* Shift of API production from Europe to Asia since 2000
* High concentration in India, China poses supply risk-study
* Only a few manufacturers worldwide for more than half of
BERLIN, Oct 7 (Reuters) - Two-thirds of the active
ingredients needed to make generic drugs are manufactured in
Asia, a study showed on Wednesday, the latest evidence to
underscore Europe's reliance on foreign imports for its
European governments were rattled at the start of the
coronavirus outbreak when India, one of the biggest producers of
drug ingredients, banned exports of certain products relevant to
the pandemic, prompting concerns about disruptions to supply
chains and a shortage of medicines.
Although those fears were largely unfounded, European Union
health ministers have vowed to boost local drugs production to
safeguard against future bottlenecks.
The study by German generics lobby group Pro Generika
analysed the global production of 565 active pharmaceutical
ingredients (APIs) and found 63% of the quality certificates,
which grant them suitable for use in medicinal products, were
held in Asia, up from around 31% in 2000.
Price pressure and lower regulatory requirements have led to
a shift in drugs production from Europe to Asia over the past
two decades, Pro Generika said.
More than 80% of Asia's certificates are held by
manufacturers in India and China where the majority of producers
are concentrated in just a few states and provinces, the study
found. For more than half of the APIs, there are only a handful
of manufacturers worldwide.
Europe holds 31% of API certificates, down from 59% in 2000
with producers mainly in Italy, Germany, Spain and France
focussing on ingredients with low sales volumes that are complex
Spooked by the pandemic, France in June announced plans to
bolster domestic production of medicines with President Emmanuel
Macron pledging 200 million euros ($236 million) to help
domestic research and manufacturing of medicine.
Austria is also investing money to shore up production at a
an antibiotics plant owned by Swiss drugmaker Novartis's
Sandoz division in Tyrol.
Industry players warn bringing production home may be a
complicated process, saying higher labour costs and tougher
environmental standards make it impossible to compete with Asian
suppliers on price.
Merck KgaA Chief Executive Stefan Oschmann told

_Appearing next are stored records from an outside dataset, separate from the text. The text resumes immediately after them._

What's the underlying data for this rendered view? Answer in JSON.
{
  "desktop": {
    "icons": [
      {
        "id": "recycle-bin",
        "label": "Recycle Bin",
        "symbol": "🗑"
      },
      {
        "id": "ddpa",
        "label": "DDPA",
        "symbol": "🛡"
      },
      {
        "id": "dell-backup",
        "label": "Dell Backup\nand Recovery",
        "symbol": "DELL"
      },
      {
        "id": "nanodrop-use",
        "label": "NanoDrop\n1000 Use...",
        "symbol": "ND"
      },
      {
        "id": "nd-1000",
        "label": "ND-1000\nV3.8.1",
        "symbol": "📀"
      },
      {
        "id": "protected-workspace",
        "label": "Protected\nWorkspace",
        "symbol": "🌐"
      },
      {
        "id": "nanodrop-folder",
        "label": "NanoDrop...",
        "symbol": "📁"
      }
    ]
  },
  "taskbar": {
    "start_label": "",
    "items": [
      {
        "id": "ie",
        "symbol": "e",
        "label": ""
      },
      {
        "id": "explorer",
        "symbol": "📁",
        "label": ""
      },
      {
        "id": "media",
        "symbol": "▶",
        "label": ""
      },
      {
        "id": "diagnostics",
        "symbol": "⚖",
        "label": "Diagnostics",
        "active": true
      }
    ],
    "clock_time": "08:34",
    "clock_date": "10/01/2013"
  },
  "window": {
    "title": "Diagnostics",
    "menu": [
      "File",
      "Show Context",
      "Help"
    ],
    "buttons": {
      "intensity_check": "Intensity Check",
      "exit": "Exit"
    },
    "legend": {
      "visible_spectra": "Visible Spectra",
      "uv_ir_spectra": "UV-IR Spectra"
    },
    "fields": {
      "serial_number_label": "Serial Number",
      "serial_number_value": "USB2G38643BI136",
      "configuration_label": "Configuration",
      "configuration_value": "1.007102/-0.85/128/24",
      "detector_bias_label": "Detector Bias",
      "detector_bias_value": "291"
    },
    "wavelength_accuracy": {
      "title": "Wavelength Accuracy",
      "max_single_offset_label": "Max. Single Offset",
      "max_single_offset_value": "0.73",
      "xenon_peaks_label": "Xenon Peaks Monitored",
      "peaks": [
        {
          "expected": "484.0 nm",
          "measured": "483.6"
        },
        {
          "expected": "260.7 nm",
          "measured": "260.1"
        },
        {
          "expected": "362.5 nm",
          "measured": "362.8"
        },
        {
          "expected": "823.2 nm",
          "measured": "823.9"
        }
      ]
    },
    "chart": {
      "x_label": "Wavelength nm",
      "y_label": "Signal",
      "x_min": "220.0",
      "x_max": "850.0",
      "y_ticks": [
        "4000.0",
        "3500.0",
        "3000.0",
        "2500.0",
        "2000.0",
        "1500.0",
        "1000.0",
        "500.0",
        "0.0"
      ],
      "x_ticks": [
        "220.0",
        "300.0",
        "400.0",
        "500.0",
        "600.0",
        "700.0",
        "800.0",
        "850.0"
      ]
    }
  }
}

Reuters drug shortages at the start of the pandemic were minimal
and it was "unrealistic" to repatriate large parts of the
production chain to Europe.
($1 = 0.8490 euros)
(Reporting by Caroline Copley; Additional reporting by Ludwig
Burger; Editing by Mark Potter)